The Freight House salesperson reshuffles some order forms on her counter, "Couldn’t miss him, quite a sight."
I nod in the affirmative.
"Of course you should have seen what he was looking to buy," she remarks.
"I can only guess," I reply.
"HM was in here asking about slats to make an elevated garden bed," the Salesperson explains.
"For his elevated organic bed garden," I illunminate.
"Okay," she now understands better, "We sell them for rose gardens and shrubs around the house and such, just outside."
"And he wants to kadapt them for growing vegetables," I narrate.
"Sure, and we sell a few for people who want to grow tomatoes and such up around the house," the salesperson says, "But when he saw the price for one bed;"
"Oiee," I put in.
"You betcha’," the salesperson agrees, "He decided that he had some elm logs on hand that he could adapt to hold the mulch in."
"Sounds familiar," I shrug.
"I thought the American elm was extinct," the salesp[erson comments.
"Not in WeenerMan Township," I explain, "Matter of fact they are pretty prolific, only catch they don’t grow much past 18-24 inches before they give out. Still, they are abundant in fencerow and some woodlot corners."
"Sounds reasonable," the salesperson decides, "Only thing I’d worry about is when the logs started to break down that they might not be good for the plants growing in the bed."
"Yep," I agree.
"But HM says that by then he’ll have everything out by then," the salesperson adds, "So I try to explain that an elevated garden bed if properly turned and maintained can provide fruit well into the fall."
"And," I wait for an answer.
"And the WeenerMan thinks it all over and decides that that sounds like a lot of unplanned for work and that he’ll be happy for a couple messes of tomatoes, and some produce to sell at a Farmer’s Market so the people in Burdock Center can have some organic vegetables to eat," the salesperson smiles a little, "Somewhat unorthodox, but well-meaning."
"That’s him," I second her.
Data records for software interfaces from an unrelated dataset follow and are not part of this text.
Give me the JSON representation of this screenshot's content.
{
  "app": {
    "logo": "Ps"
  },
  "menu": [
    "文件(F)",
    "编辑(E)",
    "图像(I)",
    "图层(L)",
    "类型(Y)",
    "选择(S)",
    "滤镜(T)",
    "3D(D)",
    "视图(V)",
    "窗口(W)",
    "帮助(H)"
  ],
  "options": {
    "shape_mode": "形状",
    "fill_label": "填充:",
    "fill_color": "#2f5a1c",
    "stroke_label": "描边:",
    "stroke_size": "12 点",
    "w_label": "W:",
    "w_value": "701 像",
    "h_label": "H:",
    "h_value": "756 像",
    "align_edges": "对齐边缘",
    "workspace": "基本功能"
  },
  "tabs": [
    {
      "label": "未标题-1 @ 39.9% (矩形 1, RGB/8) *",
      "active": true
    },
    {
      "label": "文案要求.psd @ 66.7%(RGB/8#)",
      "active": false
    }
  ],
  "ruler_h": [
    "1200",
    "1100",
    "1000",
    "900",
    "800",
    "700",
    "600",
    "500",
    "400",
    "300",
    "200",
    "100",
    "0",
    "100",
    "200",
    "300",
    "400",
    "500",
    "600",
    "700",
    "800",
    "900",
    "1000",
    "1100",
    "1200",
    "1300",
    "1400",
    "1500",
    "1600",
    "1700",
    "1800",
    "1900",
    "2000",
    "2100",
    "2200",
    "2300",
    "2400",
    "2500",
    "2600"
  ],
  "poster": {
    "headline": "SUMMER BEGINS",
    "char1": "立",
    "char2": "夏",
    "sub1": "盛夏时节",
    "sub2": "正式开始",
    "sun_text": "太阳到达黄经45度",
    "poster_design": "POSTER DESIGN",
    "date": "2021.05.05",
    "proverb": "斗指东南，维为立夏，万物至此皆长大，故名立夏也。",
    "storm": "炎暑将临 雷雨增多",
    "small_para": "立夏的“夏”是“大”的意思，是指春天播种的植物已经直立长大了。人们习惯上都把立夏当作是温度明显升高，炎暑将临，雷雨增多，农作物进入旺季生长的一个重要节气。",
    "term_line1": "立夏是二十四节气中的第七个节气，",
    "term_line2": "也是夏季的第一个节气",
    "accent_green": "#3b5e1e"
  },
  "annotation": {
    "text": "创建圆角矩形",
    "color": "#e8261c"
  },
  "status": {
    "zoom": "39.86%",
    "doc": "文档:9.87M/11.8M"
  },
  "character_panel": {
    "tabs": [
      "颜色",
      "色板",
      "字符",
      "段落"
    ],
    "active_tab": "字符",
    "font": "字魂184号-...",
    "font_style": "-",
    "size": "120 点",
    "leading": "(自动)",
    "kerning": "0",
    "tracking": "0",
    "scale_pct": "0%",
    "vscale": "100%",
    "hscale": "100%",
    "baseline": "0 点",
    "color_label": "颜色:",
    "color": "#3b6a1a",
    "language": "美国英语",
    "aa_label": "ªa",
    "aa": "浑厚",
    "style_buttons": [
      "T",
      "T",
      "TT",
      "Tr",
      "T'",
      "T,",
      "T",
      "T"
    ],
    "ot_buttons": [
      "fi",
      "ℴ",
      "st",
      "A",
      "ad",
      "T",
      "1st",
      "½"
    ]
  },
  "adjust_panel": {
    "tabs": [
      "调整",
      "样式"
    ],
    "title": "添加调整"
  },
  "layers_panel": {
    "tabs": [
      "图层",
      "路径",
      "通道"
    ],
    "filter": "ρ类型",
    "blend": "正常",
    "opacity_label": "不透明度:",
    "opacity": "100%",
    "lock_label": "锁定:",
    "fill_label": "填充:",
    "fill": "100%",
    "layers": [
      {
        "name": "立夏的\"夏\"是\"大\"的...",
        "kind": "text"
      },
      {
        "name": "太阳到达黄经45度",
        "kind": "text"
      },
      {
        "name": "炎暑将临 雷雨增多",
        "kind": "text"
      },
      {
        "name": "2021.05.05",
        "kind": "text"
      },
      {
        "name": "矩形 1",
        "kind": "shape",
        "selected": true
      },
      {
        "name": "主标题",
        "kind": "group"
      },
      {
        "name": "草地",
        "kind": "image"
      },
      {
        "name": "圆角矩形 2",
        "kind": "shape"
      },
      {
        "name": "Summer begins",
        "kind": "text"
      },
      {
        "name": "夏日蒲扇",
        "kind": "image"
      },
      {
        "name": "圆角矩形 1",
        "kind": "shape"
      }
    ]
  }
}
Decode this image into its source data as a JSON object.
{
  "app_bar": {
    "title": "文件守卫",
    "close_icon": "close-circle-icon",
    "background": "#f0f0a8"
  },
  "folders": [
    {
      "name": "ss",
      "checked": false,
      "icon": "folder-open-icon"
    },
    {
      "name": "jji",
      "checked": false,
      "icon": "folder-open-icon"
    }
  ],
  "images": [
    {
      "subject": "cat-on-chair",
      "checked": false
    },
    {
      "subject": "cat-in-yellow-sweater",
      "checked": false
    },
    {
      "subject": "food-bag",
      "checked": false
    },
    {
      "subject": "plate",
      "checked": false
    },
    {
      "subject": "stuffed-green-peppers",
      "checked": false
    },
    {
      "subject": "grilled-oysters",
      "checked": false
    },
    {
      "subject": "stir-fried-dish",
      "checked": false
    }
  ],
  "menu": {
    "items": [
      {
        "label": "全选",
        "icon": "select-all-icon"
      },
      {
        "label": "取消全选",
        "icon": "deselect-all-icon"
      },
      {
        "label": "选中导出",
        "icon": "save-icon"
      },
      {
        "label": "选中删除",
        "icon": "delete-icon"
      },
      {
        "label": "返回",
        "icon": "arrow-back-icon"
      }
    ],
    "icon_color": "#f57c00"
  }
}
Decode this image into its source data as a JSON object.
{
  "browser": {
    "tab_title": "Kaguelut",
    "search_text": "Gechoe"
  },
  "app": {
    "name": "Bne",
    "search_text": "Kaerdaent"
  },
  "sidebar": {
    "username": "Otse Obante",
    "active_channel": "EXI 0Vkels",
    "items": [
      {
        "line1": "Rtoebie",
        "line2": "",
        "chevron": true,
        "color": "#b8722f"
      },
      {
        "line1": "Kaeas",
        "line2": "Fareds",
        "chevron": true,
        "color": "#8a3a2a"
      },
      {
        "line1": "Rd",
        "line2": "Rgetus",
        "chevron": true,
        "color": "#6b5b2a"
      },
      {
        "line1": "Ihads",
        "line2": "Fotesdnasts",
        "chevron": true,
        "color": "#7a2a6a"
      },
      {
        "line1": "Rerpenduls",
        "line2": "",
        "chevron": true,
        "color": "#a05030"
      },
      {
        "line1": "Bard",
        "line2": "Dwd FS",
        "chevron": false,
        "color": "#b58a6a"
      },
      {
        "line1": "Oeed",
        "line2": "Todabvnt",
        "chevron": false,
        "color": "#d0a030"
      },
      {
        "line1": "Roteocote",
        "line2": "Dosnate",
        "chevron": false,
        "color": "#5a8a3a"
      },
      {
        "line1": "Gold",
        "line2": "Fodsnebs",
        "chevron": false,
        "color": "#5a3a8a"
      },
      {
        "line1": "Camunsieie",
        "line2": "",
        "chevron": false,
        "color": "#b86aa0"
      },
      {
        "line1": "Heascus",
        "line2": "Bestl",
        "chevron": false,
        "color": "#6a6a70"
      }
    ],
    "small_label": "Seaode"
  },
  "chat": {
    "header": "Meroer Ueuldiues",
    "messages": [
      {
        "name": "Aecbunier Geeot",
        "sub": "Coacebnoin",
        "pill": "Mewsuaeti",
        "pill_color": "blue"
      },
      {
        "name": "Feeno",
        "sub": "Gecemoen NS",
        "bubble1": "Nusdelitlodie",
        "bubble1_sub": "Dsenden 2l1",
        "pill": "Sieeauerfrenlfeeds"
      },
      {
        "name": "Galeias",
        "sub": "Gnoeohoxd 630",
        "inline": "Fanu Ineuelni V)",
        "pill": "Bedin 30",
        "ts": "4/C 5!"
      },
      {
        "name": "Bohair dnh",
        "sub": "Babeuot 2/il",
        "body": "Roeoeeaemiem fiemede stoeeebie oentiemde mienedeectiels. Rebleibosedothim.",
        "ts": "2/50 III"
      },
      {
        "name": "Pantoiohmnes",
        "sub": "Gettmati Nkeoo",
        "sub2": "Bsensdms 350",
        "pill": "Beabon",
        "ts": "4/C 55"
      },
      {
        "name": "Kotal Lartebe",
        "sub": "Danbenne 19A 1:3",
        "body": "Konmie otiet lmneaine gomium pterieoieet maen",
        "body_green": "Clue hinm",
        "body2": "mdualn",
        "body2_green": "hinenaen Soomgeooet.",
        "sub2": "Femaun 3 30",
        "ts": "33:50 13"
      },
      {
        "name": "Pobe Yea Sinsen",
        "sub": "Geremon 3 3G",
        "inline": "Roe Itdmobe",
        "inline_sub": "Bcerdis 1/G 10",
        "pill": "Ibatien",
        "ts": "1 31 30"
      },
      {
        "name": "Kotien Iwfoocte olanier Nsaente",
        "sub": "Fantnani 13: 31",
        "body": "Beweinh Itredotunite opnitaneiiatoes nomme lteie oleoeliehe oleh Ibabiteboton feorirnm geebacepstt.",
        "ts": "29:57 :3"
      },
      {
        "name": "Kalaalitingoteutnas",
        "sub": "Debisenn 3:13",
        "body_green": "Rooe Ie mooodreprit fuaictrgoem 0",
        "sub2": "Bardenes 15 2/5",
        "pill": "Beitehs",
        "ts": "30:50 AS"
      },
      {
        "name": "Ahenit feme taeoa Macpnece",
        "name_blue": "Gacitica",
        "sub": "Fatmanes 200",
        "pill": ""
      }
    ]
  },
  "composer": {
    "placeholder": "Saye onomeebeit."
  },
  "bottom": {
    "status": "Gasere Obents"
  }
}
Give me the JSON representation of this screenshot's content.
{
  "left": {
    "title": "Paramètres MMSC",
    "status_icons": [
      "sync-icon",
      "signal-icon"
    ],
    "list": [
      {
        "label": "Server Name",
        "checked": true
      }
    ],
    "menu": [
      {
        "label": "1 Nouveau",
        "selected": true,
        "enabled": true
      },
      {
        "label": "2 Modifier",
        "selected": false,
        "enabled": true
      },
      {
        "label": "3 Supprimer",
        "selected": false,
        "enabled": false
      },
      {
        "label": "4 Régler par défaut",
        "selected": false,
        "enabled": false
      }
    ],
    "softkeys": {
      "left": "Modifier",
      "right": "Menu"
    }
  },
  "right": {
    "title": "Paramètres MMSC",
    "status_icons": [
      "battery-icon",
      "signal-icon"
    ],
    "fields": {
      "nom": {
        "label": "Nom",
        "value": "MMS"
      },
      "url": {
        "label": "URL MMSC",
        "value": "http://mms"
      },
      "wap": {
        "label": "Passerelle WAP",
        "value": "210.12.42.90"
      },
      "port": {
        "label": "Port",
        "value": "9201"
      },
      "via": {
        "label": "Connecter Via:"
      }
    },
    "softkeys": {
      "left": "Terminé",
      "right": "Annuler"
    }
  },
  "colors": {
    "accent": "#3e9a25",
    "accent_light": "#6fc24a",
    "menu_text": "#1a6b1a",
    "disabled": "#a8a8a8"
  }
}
"Oh well, that’s the WeenerMan," she says as if from experience, "Anyways I finally did talk him into buying a load of cement-blocks to prop up the elm-logs. He thought it was a great idea because he could always put the blocks to use after the growing season was over."
"Building Block Logic," I remark.
"So we fire up the forklift, and after a lot of manuveuring and tries, we finally get the building blocks set down in that home-mde trailer he has attached to the back of the RodneyMobile," the salesperson explains, "Heavy enough load, we’re letting the forklift cool-off now."
"So how much of a lead does he have on me?" I ask.
"Relax," the Salesperson tells me, "Have a coffee and donut, and look over our tomato plant starts and complete seed-selection, we have some large pumpkin-seed on sale too," she smiles and gives me a wink, "How far ahead can a Weenerman and a trailer-load of building blocks being pulled by the Rodney-Mobile get??"